§ **What to work on**: This task calls for printing every entry exactly.
---------- Data provided
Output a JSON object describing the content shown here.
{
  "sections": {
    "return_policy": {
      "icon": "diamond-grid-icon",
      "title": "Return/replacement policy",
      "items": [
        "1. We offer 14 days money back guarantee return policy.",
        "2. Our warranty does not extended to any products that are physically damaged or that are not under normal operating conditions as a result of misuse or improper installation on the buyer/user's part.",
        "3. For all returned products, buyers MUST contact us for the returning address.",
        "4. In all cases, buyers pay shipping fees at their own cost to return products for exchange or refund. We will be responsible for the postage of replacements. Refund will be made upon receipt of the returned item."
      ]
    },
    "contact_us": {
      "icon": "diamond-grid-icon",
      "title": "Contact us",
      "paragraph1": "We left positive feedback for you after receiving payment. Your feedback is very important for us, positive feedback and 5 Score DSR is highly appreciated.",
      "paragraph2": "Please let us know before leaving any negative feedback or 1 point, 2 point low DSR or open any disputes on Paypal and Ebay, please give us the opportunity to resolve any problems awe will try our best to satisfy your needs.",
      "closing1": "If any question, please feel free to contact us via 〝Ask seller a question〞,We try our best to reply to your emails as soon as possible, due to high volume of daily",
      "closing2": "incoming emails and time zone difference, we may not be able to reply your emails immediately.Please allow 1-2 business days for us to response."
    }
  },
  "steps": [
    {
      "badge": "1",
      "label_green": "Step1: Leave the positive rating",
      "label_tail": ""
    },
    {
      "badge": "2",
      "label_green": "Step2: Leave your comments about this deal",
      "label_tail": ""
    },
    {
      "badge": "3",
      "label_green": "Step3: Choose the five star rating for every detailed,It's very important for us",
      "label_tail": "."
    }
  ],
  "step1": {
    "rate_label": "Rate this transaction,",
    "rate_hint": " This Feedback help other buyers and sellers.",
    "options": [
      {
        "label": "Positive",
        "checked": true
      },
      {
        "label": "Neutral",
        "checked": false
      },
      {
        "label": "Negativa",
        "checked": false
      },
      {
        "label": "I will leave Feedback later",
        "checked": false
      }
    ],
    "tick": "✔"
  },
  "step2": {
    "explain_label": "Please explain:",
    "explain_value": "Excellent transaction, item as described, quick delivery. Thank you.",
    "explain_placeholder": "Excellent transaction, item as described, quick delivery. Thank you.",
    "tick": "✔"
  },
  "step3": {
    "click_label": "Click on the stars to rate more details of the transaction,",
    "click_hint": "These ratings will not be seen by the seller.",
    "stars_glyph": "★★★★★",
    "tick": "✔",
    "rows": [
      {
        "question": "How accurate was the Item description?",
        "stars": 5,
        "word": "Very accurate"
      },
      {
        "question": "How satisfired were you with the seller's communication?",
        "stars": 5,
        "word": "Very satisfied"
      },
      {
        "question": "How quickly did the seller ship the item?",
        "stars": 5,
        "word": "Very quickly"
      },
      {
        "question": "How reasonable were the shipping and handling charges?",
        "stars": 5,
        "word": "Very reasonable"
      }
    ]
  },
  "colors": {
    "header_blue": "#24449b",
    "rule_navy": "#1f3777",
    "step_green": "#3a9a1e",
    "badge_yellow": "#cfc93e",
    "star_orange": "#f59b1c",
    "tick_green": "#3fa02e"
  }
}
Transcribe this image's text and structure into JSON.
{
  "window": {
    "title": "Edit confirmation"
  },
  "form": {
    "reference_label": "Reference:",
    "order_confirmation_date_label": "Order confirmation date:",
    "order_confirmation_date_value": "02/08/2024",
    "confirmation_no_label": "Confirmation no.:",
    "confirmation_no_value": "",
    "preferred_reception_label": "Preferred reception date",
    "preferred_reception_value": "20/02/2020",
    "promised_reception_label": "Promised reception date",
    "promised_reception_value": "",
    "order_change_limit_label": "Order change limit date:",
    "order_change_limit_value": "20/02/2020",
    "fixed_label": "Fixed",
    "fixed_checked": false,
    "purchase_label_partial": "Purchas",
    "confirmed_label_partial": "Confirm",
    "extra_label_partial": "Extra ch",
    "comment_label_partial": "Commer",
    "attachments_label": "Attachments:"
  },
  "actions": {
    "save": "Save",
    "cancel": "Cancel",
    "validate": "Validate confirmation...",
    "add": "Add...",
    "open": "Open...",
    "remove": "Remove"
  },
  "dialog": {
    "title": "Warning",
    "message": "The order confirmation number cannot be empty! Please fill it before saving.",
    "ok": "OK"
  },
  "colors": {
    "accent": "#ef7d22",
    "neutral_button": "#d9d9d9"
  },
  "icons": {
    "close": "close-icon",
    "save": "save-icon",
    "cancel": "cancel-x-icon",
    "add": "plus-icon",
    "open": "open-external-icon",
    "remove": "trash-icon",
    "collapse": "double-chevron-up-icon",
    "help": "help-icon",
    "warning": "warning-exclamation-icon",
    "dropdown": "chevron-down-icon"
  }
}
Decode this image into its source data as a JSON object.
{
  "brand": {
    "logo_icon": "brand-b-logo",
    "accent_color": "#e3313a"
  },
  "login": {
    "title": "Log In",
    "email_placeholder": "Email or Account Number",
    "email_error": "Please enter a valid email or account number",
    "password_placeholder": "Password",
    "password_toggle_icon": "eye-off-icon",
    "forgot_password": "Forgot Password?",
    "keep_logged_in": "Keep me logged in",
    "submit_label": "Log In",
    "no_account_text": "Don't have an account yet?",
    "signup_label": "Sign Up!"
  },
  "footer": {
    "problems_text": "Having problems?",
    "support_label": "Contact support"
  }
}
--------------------
§ **Solution below**:
Output a JSON object describing the content shown here.
{
  "sections": {
    "return_policy": {
      "icon": "diamond-grid-icon",
      "title": "Return/replacement policy",
      "items": [
        "1. We offer 14 days money back guarantee return policy.",
        "2. Our warranty does not extended to any products that are physically damaged or that are not under normal operating conditions as a result of misuse or improper installation on the buyer/user's part.",
        "3. For all returned products, buyers MUST contact us for the returning address.",
        "4. In all cases, buyers pay shipping fees at their own cost to return products for exchange or refund. We will be responsible for the postage of replacements. Refund will be made upon receipt of the returned item."
      ]
    },
    "contact_us": {
      "icon": "diamond-grid-icon",
      "title": "Contact us",
      "paragraph1": "We left positive feedback for you after receiving payment. Your feedback is very important for us, positive feedback and 5 Score DSR is highly appreciated.",
      "paragraph2": "Please let us know before leaving any negative feedback or 1 point, 2 point low DSR or open any disputes on Paypal and Ebay, please give us the opportunity to resolve any problems awe will try our best to satisfy your needs.",
      "closing1": "If any question, please feel free to contact us via 〝Ask seller a question〞,We try our best to reply to your emails as soon as possible, due to high volume of daily",
      "closing2": "incoming emails and time zone difference, we may not be able to reply your emails immediately.Please allow 1-2 business days for us to response."
    }
  },
  "steps": [
    {
      "badge": "1",
      "label_green": "Step1: Leave the positive rating",
      "label_tail": ""
    },
    {
      "badge": "2",
      "label_green": "Step2: Leave your comments about this deal",
      "label_tail": ""
    },
    {
      "badge": "3",
      "label_green": "Step3: Choose the five star rating for every detailed,It's very important for us",
      "label_tail": "."
    }
  ],
  "step1": {
    "rate_label": "Rate this transaction,",
    "rate_hint": " This Feedback help other buyers and sellers.",
    "options": [
      {
        "label": "Positive",
        "checked": true
      },
      {
        "label": "Neutral",
        "checked": false
      },
      {
        "label": "Negativa",
        "checked": false
      },
      {
        "label": "I will leave Feedback later",
        "checked": false
      }
    ],
    "tick": "✔"
  },
  "step2": {
    "explain_label": "Please explain:",
    "explain_value": "Excellent transaction, item as described, quick delivery. Thank you.",
    "explain_placeholder": "Excellent transaction, item as described, quick delivery. Thank you.",
    "tick": "✔"
  },
  "step3": {
    "click_label": "Click on the stars to rate more details of the transaction,",
    "click_hint": "These ratings will not be seen by the seller.",
    "stars_glyph": "★★★★★",
    "tick": "✔",
    "rows": [
      {
        "question": "How accurate was the Item description?",
        "stars": 5,
        "word": "Very accurate"
      },
      {
        "question": "How satisfired were you with the seller's communication?",
        "stars": 5,
        "word": "Very satisfied"
      },
      {
        "question": "How quickly did the seller ship the item?",
        "stars": 5,
        "word": "Very quickly"
      },
      {
        "question": "How reasonable were the shipping and handling charges?",
        "stars": 5,
        "word": "Very reasonable"
      }
    ]
  },
  "colors": {
    "header_blue": "#24449b",
    "rule_navy": "#1f3777",
    "step_green": "#3a9a1e",
    "badge_yellow": "#cfc93e",
    "star_orange": "#f59b1c",
    "tick_green": "#3fa02e"
  }
}
Transcribe this image's text and structure into JSON.
{
  "window": {
    "title": "Edit confirmation"
  },
  "form": {
    "reference_label": "Reference:",
    "order_confirmation_date_label": "Order confirmation date:",
    "order_confirmation_date_value": "02/08/2024",
    "confirmation_no_label": "Confirmation no.:",
    "confirmation_no_value": "",
    "preferred_reception_label": "Preferred reception date",
    "preferred_reception_value": "20/02/2020",
    "promised_reception_label": "Promised reception date",
    "promised_reception_value": "",
    "order_change_limit_label": "Order change limit date:",
    "order_change_limit_value": "20/02/2020",
    "fixed_label": "Fixed",
    "fixed_checked": false,
    "purchase_label_partial": "Purchas",
    "confirmed_label_partial": "Confirm",
    "extra_label_partial": "Extra ch",
    "comment_label_partial": "Commer",
    "attachments_label": "Attachments:"
  },
  "actions": {
    "save": "Save",
    "cancel": "Cancel",
    "validate": "Validate confirmation...",
    "add": "Add...",
    "open": "Open...",
    "remove": "Remove"
  },
  "dialog": {
    "title": "Warning",
    "message": "The order confirmation number cannot be empty! Please fill it before saving.",
    "ok": "OK"
  },
  "colors": {
    "accent": "#ef7d22",
    "neutral_button": "#d9d9d9"
  },
  "icons": {
    "close": "close-icon",
    "save": "save-icon",
    "cancel": "cancel-x-icon",
    "add": "plus-icon",
    "open": "open-external-icon",
    "remove": "trash-icon",
    "collapse": "double-chevron-up-icon",
    "help": "help-icon",
    "warning": "warning-exclamation-icon",
    "dropdown": "chevron-down-icon"
  }
}
Decode this image into its source data as a JSON object.
{
  "brand": {
    "logo_icon": "brand-b-logo",
    "accent_color": "#e3313a"
  },
  "login": {
    "title": "Log In",
    "email_placeholder": "Email or Account Number",
    "email_error": "Please enter a valid email or account number",
    "password_placeholder": "Password",
    "password_toggle_icon": "eye-off-icon",
    "forgot_password": "Forgot Password?",
    "keep_logged_in": "Keep me logged in",
    "submit_label": "Log In",
    "no_account_text": "Don't have an account yet?",
    "signup_label": "Sign Up!"
  },
  "footer": {
    "problems_text": "Having problems?",
    "support_label": "Contact support"
  }
}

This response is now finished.